Bayer MaterialScience has developed a new class of stronger composite materials in response to the wind power industry’s move toward developing and manufacturing longer, larger, more productive wind blades.
A Bayer scientist and a researcher from Moulded Fibre Glass conducted studies to compare the performance characteristics of the newly introduced Baydur resin infusion polyurethane systems versus those of epoxy- and vinyl ester-based composites.
Bayer explain the results of the studies and development of the low-viscosity, long-gelling polyurethane systems are detailed in a technical paper: “Polyurethane Composites for Wind Turbine Blades,” authored by Dr. Usama Younes, Principal Scientist with Bayer and Frank Bradish, a researcher with Moulded Fibre Glass Research Company. Dr. Younes will present their findings during the annual SAMPE Tech 2011 conference and exhibition, taking place October 17th – 20th in Fort Worth, Texas.

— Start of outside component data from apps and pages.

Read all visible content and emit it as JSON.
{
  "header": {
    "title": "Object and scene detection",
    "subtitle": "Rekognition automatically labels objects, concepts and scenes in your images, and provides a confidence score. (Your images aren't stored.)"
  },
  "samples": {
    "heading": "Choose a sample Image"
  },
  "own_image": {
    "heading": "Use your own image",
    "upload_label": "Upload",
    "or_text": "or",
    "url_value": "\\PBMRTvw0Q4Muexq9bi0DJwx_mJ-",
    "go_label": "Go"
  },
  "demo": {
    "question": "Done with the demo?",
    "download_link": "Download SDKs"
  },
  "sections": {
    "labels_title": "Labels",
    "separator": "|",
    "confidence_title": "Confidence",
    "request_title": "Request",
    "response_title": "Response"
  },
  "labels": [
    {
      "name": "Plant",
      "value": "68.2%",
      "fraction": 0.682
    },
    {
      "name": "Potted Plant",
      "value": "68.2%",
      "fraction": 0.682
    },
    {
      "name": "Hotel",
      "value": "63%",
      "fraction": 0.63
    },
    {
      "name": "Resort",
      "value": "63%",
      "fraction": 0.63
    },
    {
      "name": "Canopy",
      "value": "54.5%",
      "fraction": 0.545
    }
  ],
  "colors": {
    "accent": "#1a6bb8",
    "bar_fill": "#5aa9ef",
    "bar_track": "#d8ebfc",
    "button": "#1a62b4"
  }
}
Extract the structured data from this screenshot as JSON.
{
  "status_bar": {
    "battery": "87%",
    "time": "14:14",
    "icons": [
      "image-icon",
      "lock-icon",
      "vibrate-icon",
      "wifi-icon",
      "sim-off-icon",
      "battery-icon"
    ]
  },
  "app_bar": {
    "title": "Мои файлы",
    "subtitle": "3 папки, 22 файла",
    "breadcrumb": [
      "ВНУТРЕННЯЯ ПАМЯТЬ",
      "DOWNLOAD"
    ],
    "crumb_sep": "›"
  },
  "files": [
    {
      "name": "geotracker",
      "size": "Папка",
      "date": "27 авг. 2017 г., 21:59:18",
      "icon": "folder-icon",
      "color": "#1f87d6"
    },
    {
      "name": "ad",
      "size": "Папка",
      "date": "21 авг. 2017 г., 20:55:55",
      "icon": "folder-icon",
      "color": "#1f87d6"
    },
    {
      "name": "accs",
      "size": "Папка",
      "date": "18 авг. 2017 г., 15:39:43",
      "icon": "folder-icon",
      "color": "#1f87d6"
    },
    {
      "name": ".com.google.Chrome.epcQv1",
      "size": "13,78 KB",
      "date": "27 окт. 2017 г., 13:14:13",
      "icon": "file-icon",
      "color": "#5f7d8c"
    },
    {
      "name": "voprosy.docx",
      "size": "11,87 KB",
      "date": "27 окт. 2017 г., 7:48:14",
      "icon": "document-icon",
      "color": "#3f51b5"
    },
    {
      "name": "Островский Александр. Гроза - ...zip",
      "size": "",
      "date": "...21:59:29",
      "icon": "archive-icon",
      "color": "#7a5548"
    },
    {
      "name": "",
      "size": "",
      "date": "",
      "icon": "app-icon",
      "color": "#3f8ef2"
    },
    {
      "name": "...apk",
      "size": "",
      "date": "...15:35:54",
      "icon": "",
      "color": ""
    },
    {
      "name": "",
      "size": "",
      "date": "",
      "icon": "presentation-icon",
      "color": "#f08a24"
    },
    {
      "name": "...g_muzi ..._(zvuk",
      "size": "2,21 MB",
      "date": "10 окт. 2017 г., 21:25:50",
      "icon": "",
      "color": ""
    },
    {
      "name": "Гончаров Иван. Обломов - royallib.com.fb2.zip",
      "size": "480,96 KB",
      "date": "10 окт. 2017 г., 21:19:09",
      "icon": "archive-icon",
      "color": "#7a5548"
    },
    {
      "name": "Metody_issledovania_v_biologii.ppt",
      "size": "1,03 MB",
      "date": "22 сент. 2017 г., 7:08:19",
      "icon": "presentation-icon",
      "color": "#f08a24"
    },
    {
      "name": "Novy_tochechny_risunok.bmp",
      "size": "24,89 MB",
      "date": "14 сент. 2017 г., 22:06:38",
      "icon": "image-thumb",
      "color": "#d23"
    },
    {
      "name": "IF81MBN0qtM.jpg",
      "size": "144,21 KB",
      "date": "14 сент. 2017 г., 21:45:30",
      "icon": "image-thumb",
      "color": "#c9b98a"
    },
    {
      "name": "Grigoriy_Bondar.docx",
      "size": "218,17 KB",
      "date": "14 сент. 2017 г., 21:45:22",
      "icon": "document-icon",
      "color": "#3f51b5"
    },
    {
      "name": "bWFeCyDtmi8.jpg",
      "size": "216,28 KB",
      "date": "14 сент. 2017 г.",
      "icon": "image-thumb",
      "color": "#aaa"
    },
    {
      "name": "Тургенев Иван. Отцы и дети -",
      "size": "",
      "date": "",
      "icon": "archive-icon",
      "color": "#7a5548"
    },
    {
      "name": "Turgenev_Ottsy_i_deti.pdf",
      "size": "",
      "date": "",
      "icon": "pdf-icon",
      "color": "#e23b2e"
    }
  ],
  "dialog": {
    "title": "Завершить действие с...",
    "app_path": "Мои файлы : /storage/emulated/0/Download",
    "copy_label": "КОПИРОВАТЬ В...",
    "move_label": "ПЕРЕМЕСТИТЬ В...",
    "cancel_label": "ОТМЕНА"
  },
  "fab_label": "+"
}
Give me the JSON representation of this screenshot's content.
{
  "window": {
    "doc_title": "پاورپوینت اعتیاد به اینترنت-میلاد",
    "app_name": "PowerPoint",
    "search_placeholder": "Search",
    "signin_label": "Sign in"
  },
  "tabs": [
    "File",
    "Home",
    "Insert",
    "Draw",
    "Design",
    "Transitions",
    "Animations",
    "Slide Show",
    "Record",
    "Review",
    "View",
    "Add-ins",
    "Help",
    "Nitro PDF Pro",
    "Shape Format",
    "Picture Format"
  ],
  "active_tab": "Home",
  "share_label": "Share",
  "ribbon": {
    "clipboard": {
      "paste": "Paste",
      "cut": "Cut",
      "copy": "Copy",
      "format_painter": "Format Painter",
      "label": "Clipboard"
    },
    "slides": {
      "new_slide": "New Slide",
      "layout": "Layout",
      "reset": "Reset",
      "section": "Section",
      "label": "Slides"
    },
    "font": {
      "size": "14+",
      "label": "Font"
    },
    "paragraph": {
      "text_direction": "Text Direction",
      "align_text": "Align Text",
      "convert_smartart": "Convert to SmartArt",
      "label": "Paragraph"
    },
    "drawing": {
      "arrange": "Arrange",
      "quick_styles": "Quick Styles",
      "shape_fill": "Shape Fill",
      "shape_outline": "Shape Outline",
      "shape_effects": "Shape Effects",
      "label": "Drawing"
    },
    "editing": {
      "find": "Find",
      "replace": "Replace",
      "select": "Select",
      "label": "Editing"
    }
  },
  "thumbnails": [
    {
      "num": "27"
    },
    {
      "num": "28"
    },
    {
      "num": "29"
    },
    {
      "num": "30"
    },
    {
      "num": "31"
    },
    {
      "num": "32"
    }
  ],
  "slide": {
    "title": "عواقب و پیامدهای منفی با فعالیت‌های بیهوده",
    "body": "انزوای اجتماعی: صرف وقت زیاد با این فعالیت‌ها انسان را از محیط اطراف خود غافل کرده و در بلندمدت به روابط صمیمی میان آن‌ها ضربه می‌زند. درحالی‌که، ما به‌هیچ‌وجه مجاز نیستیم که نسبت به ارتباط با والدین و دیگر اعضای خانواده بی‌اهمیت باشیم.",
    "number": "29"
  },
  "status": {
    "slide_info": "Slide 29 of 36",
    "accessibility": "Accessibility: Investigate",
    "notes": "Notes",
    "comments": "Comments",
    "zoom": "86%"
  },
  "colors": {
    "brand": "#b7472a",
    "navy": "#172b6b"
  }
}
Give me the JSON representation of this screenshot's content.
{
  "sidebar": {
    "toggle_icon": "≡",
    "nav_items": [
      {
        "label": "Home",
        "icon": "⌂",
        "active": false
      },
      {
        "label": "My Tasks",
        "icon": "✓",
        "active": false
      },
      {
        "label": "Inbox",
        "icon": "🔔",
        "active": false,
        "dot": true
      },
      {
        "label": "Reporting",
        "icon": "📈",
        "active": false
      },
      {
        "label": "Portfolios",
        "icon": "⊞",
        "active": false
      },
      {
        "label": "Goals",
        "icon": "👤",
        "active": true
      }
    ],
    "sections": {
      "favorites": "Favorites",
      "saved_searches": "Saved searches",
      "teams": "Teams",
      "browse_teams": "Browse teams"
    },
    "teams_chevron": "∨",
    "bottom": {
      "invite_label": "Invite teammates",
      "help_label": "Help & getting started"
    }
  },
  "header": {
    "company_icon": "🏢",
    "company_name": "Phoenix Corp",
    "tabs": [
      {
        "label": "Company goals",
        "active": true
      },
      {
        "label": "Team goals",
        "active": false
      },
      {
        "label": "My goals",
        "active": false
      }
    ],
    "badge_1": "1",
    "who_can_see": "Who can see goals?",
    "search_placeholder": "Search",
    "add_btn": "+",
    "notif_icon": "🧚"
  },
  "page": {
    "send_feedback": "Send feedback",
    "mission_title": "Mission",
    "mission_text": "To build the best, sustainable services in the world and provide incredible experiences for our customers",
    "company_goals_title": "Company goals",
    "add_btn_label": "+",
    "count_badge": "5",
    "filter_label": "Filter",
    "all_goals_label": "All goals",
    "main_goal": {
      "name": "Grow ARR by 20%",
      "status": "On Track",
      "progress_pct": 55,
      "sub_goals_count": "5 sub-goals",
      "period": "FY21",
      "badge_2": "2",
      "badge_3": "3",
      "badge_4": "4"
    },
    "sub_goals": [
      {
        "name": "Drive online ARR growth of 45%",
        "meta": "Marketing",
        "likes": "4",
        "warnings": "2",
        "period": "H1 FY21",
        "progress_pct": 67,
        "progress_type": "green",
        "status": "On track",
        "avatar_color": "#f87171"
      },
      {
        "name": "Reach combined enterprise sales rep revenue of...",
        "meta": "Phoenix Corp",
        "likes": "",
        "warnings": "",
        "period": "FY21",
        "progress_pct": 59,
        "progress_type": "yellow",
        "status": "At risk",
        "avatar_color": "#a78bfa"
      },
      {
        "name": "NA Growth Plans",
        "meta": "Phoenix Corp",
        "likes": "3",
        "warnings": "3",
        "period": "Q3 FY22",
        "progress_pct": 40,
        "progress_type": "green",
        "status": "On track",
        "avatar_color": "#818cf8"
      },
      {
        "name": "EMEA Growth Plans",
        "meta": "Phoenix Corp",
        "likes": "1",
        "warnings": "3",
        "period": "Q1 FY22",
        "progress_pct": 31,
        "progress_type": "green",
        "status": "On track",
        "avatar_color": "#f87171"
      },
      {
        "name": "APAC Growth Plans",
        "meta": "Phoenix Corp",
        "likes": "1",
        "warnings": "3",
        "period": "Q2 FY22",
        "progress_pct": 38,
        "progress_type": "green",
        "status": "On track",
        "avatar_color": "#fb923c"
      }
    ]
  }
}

According to Bayer, these polyurethane systems were designed for fast throughput equipment and are known for fast gelling and fast de-mould properties. As such, these polyurethane systems were not suitable for making very large windmill blades, which require polyurethane systems with lower viscosities and longer gel times. However, Bayer say that the studies performed by Dr. Younes and Bradish demonstrated that new polyurethane systems have been developed and adapted to current large blade manufacturing processes and retrofitted into existing designs at minimal cost.
According to the results of the research, the new polyurethane-based composite systems outperformed the epoxy and vinyl ester samples in tensile fatigue, interlaminar fracture toughness testing and fatigue crack growth testing. The authors explain, “These urethane systems showed much improved fatigue and fracture toughness properties as well as faster de-mould than resins currently used in wind turbine blade manufacture.”
Bayer says the polyurethane systems are environmentally friendly, as they contain low-to-no volatile organic compounds and use sustainable raw materials from renewable resources.
Source: Netcomposites.com, 2011-10-18.